§ Information shown
--------------------------------------------------

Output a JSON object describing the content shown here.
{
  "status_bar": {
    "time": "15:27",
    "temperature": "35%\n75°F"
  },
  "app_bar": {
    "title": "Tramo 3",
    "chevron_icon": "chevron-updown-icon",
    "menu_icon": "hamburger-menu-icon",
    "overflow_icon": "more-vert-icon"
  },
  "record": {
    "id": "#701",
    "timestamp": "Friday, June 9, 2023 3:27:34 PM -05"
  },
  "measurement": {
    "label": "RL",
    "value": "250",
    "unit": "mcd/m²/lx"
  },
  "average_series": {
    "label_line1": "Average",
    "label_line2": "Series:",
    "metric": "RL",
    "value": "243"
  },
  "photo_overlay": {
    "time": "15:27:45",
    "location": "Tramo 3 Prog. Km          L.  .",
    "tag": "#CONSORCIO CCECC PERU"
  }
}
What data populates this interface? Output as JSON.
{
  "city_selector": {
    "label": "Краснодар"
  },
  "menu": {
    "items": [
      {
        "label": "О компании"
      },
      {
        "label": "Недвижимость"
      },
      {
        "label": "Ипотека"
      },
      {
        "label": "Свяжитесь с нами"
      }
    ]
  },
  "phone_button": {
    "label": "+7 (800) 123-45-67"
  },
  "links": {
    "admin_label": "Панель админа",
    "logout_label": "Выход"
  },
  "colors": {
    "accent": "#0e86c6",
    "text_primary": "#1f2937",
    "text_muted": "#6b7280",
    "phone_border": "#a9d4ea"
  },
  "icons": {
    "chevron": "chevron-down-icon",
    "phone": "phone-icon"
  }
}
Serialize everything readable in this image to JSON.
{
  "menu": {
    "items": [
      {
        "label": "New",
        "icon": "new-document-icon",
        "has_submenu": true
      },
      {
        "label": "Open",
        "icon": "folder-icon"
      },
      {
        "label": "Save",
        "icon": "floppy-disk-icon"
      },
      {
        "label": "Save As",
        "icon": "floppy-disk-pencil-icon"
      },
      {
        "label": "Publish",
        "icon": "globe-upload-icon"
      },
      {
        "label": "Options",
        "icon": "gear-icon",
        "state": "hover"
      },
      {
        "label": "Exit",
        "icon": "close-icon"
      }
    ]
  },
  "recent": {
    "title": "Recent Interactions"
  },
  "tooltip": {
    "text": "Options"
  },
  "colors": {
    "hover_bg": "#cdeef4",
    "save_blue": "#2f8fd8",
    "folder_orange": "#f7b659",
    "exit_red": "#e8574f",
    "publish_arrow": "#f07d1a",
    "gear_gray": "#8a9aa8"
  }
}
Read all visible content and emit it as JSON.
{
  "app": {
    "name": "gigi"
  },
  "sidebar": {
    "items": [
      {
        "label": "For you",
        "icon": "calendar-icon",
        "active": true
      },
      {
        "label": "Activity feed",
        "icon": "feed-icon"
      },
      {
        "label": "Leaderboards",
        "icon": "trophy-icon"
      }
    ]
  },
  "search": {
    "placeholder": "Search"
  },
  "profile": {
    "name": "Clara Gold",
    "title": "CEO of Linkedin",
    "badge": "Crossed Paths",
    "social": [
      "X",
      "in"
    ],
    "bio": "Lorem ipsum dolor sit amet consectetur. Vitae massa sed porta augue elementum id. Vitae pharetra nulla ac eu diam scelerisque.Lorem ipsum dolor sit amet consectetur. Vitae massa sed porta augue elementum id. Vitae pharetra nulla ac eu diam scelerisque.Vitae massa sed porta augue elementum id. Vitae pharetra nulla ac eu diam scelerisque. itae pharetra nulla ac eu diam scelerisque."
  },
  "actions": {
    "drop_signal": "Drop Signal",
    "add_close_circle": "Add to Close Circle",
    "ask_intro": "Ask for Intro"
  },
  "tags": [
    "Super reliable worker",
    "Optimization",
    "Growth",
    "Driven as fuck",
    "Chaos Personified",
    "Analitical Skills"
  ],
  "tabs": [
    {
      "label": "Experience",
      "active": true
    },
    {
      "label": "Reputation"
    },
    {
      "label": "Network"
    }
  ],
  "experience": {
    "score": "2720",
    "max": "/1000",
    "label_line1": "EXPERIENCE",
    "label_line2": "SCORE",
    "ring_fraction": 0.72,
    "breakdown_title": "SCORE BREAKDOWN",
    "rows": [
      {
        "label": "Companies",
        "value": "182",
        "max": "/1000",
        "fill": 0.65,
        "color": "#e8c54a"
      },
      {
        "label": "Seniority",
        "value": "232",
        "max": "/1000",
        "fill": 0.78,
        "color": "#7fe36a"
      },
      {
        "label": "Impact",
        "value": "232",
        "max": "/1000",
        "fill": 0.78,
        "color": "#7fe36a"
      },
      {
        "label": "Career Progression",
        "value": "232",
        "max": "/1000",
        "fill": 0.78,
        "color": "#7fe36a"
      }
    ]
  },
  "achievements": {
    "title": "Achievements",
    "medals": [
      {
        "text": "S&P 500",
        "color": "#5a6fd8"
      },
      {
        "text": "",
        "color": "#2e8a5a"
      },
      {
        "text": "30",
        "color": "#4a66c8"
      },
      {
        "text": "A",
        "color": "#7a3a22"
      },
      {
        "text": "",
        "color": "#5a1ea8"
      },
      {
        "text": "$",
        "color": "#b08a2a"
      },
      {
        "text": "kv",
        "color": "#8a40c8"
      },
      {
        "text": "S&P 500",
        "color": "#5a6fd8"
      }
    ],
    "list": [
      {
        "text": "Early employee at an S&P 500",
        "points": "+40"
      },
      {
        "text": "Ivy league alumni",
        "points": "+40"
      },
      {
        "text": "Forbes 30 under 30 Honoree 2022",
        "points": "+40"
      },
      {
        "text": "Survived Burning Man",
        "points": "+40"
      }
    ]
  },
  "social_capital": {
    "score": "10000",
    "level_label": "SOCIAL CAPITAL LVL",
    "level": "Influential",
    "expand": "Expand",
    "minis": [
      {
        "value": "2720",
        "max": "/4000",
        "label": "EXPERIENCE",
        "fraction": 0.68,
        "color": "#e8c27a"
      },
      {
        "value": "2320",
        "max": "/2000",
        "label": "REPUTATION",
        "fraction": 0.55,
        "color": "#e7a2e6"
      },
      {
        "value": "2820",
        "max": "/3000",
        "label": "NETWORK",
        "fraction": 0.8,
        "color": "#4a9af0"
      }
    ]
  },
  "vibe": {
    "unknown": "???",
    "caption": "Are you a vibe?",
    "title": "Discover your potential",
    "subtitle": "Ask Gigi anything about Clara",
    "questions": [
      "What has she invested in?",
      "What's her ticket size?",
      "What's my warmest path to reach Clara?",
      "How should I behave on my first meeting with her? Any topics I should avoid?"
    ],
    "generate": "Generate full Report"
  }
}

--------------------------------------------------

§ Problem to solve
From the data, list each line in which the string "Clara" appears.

§ Task answer
    "name": "Clara Gold",
    "subtitle": "Ask Gigi anything about Clara",
      "What's my warmest path to reach Clara?",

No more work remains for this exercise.